Going out on the heath on a fine summer’s evening is magical and certainly something everyone should do if they can, ideally carry on well after sunset and go and listen for nightjar, woodcock and snipe, what could be better! Britain is home to a large part of the European lowland heath, valley mire and a lot of it’s upland counterpart too come to that, so it is a very British experience.

 

30 Days Wild – Day 2: In the Garden

My weekend started early and I was on a day off today, so I took the chance to do some work in the garden. Although not large and a pretty typical suburban garden it is now home to a good range of wildlife. When we moved in nearly three years ago we decided to leave part of the lawn and develop it as a small-scale meadow. It has come on well and looks the part quite convincingly now, with yellow rattle, field scabious, knapweed, ox-eye daisy and much more. It is perhaps more accurately a herb-rich grassland as some species are not entirely typical of true hay meadows, but it looks good and the wildlife seems to like it.

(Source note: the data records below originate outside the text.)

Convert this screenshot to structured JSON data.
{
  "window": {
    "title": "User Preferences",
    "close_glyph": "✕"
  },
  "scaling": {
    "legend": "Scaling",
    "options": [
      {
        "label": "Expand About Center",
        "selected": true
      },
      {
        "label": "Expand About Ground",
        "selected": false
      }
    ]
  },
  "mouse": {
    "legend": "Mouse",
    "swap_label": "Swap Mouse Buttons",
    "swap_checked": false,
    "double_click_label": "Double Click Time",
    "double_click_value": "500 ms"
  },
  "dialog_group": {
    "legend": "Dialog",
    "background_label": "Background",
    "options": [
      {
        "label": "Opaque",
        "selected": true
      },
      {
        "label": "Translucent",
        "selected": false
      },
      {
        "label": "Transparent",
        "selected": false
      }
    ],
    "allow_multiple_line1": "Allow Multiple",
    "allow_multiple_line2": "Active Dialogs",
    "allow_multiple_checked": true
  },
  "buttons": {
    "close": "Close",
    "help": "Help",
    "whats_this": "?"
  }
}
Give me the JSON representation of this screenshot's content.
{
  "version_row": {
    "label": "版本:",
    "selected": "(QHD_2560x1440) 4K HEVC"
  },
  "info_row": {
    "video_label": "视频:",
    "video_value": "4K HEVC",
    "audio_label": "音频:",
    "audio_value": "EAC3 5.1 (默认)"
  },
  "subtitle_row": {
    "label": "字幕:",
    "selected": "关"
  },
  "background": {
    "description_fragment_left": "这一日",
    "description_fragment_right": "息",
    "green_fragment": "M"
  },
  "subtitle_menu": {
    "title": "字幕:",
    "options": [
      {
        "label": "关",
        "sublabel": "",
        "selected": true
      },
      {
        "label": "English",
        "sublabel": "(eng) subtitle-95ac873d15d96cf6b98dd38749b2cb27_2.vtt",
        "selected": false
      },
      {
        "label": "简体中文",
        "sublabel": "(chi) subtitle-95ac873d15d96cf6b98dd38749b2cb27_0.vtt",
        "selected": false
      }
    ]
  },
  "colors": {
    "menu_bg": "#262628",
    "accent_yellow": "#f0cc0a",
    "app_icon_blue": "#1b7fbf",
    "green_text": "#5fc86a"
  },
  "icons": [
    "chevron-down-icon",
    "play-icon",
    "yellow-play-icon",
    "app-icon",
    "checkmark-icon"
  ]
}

Ox-eye daisy

Ox-eye daisy

We do also have more conventional flower borders and here we have gone for plants that are good for nectar and pollen, such as geraniums, fleabanes and scabious species. Today I came across a brightly coloured fleabane tortoise beetle on an elecampane flower bud.

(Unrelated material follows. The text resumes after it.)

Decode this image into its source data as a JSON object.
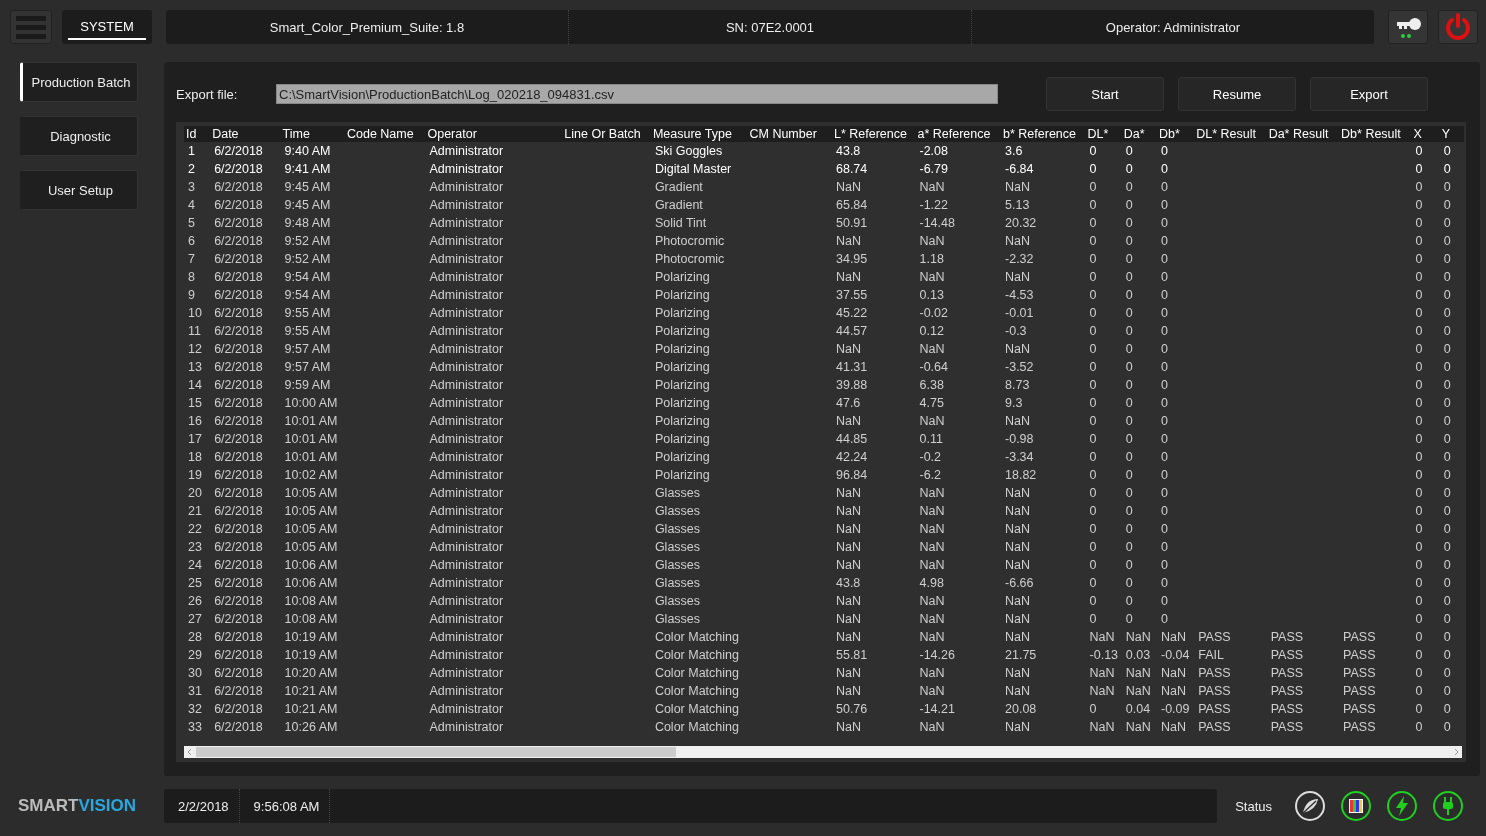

Fleabane tortoise beetle

Fleabane tortoise beetle

I did not manage to dig a pond in the first year so it was a bit of a late addition, but a very necessary one in any wildlife garden. A pond, even a small one such as our, does bring in so many more species, especially if you do not add fish.

pond skaters

Pond skaters feeding on a drowned bumblebee.

We even get a fair range of dragonflies and damselflies and today I found a pair of large red damselfly egg-laying.

Large red damselfly pair egg-laying

Large red damselfly pair egg-laying

The male remains attached to the female whilst she lays to ensure that the eggs he has fertilised get laid.

We also planted a few native shrubs, including an alder buckthorn, the food plant of the brimstone butterfly, this has almost worked too well and our tiny tree has more than ten caterpillars and almost every leaf has been nibbled!

Brimstone caterpillars

Brimstone butterfly caterpillars

I like the fact that I can be at home in the garden but still be surrounded by a bit of the wild. Gardens can be fantastic for wildlife, especially for insects such as bees and others that require nectar and pollen, growing good plants for these species also gives you a great flower filled garden so is a win all round.